Aim of the task:
Copy out the entire listing word for word.

Dataset entries:
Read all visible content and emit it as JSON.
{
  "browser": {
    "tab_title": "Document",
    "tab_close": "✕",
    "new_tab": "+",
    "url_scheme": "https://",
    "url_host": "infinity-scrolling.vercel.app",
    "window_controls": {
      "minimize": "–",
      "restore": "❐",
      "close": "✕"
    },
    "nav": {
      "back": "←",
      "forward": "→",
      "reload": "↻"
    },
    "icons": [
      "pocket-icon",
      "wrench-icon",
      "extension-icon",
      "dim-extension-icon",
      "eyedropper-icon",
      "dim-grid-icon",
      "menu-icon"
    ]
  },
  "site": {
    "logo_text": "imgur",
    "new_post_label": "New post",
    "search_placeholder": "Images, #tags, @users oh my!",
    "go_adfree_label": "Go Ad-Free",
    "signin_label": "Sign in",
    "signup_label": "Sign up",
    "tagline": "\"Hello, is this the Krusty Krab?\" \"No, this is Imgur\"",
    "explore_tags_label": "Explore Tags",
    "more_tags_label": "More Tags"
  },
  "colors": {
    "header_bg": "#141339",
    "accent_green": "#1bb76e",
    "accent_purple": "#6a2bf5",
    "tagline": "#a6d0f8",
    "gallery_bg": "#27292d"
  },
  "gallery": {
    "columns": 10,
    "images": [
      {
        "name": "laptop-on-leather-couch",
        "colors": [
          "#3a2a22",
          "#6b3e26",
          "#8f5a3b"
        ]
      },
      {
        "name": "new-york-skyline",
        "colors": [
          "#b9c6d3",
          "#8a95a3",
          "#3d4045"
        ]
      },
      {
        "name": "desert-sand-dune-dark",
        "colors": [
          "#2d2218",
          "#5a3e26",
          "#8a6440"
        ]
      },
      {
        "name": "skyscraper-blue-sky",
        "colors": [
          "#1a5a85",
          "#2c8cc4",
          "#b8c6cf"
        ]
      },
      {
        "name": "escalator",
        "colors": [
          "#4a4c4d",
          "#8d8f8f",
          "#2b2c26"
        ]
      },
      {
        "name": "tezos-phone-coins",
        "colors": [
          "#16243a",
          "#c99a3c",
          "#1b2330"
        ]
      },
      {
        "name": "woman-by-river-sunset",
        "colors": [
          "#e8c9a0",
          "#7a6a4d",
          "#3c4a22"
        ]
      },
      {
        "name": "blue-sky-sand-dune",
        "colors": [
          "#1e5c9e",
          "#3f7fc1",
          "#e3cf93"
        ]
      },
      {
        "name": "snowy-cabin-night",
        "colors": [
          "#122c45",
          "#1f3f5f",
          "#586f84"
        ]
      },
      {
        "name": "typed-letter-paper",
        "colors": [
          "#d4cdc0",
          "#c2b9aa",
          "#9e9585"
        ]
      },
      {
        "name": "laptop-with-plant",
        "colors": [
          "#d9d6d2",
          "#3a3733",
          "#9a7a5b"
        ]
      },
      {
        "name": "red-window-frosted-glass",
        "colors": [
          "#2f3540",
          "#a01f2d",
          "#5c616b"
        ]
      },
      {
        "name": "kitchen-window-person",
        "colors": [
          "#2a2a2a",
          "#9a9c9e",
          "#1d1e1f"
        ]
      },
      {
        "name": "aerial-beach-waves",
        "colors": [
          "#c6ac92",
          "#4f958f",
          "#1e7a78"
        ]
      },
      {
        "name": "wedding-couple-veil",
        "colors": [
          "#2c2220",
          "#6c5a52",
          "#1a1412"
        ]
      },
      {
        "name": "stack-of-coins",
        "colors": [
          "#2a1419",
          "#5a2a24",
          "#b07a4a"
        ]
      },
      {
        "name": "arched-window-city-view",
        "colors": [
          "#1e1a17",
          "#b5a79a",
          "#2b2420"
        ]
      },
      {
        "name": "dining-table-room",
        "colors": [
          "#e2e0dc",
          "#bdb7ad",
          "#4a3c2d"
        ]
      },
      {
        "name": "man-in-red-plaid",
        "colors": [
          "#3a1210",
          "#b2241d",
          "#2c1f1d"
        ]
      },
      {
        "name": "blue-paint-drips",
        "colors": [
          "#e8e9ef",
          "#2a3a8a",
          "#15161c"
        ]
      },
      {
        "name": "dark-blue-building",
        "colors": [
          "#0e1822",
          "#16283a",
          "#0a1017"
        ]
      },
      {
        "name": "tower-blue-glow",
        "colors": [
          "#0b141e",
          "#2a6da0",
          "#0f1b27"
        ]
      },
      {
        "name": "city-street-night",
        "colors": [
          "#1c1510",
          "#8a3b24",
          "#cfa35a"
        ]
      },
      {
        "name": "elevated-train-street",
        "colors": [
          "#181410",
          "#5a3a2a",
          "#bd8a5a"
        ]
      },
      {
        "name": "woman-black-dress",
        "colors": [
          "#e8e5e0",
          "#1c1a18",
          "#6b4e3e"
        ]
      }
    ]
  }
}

Solved exercise:
Read all visible content and emit it as JSON.
{
  "browser": {
    "tab_title": "Document",
    "tab_close": "✕",
    "new_tab": "+",
    "url_scheme": "https://",
    "url_host": "infinity-scrolling.vercel.app",
    "window_controls": {
      "minimize": "–",
      "restore": "❐",
      "close": "✕"
    },
    "nav": {
      "back": "←",
      "forward": "→",
      "reload": "↻"
    },
    "icons": [
      "pocket-icon",
      "wrench-icon",
      "extension-icon",
      "dim-extension-icon",
      "eyedropper-icon",
      "dim-grid-icon",
      "menu-icon"
    ]
  },
  "site": {
    "logo_text": "imgur",
    "new_post_label": "New post",
    "search_placeholder": "Images, #tags, @users oh my!",
    "go_adfree_label": "Go Ad-Free",
    "signin_label": "Sign in",
    "signup_label": "Sign up",
    "tagline": "\"Hello, is this the Krusty Krab?\" \"No, this is Imgur\"",
    "explore_tags_label": "Explore Tags",
    "more_tags_label": "More Tags"
  },
  "colors": {
    "header_bg": "#141339",
    "accent_green": "#1bb76e",
    "accent_purple": "#6a2bf5",
    "tagline": "#a6d0f8",
    "gallery_bg": "#27292d"
  },
  "gallery": {
    "columns": 10,
    "images": [
      {
        "name": "laptop-on-leather-couch",
        "colors": [
          "#3a2a22",
          "#6b3e26",
          "#8f5a3b"
        ]
      },
      {
        "name": "new-york-skyline",
        "colors": [
          "#b9c6d3",
          "#8a95a3",
          "#3d4045"
        ]
      },
      {
        "name": "desert-sand-dune-dark",
        "colors": [
          "#2d2218",
          "#5a3e26",
          "#8a6440"
        ]
      },
      {
        "name": "skyscraper-blue-sky",
        "colors": [
          "#1a5a85",
          "#2c8cc4",
          "#b8c6cf"
        ]
      },
      {
        "name": "escalator",
        "colors": [
          "#4a4c4d",
          "#8d8f8f",
          "#2b2c26"
        ]
      },
      {
        "name": "tezos-phone-coins",
        "colors": [
          "#16243a",
          "#c99a3c",
          "#1b2330"
        ]
      },
      {
        "name": "woman-by-river-sunset",
        "colors": [
          "#e8c9a0",
          "#7a6a4d",
          "#3c4a22"
        ]
      },
      {
        "name": "blue-sky-sand-dune",
        "colors": [
          "#1e5c9e",
          "#3f7fc1",
          "#e3cf93"
        ]
      },
      {
        "name": "snowy-cabin-night",
        "colors": [
          "#122c45",
          "#1f3f5f",
          "#586f84"
        ]
      },
      {
        "name": "typed-letter-paper",
        "colors": [
          "#d4cdc0",
          "#c2b9aa",
          "#9e9585"
        ]
      },
      {
        "name": "laptop-with-plant",
        "colors": [
          "#d9d6d2",
          "#3a3733",
          "#9a7a5b"
        ]
      },
      {
        "name": "red-window-frosted-glass",
        "colors": [
          "#2f3540",
          "#a01f2d",
          "#5c616b"
        ]
      },
      {
        "name": "kitchen-window-person",
        "colors": [
          "#2a2a2a",
          "#9a9c9e",
          "#1d1e1f"
        ]
      },
      {
        "name": "aerial-beach-waves",
        "colors": [
          "#c6ac92",
          "#4f958f",
          "#1e7a78"
        ]
      },
      {
        "name": "wedding-couple-veil",
        "colors": [
          "#2c2220",
          "#6c5a52",
          "#1a1412"
        ]
      },
      {
        "name": "stack-of-coins",
        "colors": [
          "#2a1419",
          "#5a2a24",
          "#b07a4a"
        ]
      },
      {
        "name": "arched-window-city-view",
        "colors": [
          "#1e1a17",
          "#b5a79a",
          "#2b2420"
        ]
      },
      {
        "name": "dining-table-room",
        "colors": [
          "#e2e0dc",
          "#bdb7ad",
          "#4a3c2d"
        ]
      },
      {
        "name": "man-in-red-plaid",
        "colors": [
          "#3a1210",
          "#b2241d",
          "#2c1f1d"
        ]
      },
      {
        "name": "blue-paint-drips",
        "colors": [
          "#e8e9ef",
          "#2a3a8a",
          "#15161c"
        ]
      },
      {
        "name": "dark-blue-building",
        "colors": [
          "#0e1822",
          "#16283a",
          "#0a1017"
        ]
      },
      {
        "name": "tower-blue-glow",
        "colors": [
          "#0b141e",
          "#2a6da0",
          "#0f1b27"
        ]
      },
      {
        "name": "city-street-night",
        "colors": [
          "#1c1510",
          "#8a3b24",
          "#cfa35a"
        ]
      },
      {
        "name": "elevated-train-street",
        "colors": [
          "#181410",
          "#5a3a2a",
          "#bd8a5a"
        ]
      },
      {
        "name": "woman-black-dress",
        "colors": [
          "#e8e5e0",
          "#1c1a18",
          "#6b4e3e"
        ]
      }
    ]
  }
}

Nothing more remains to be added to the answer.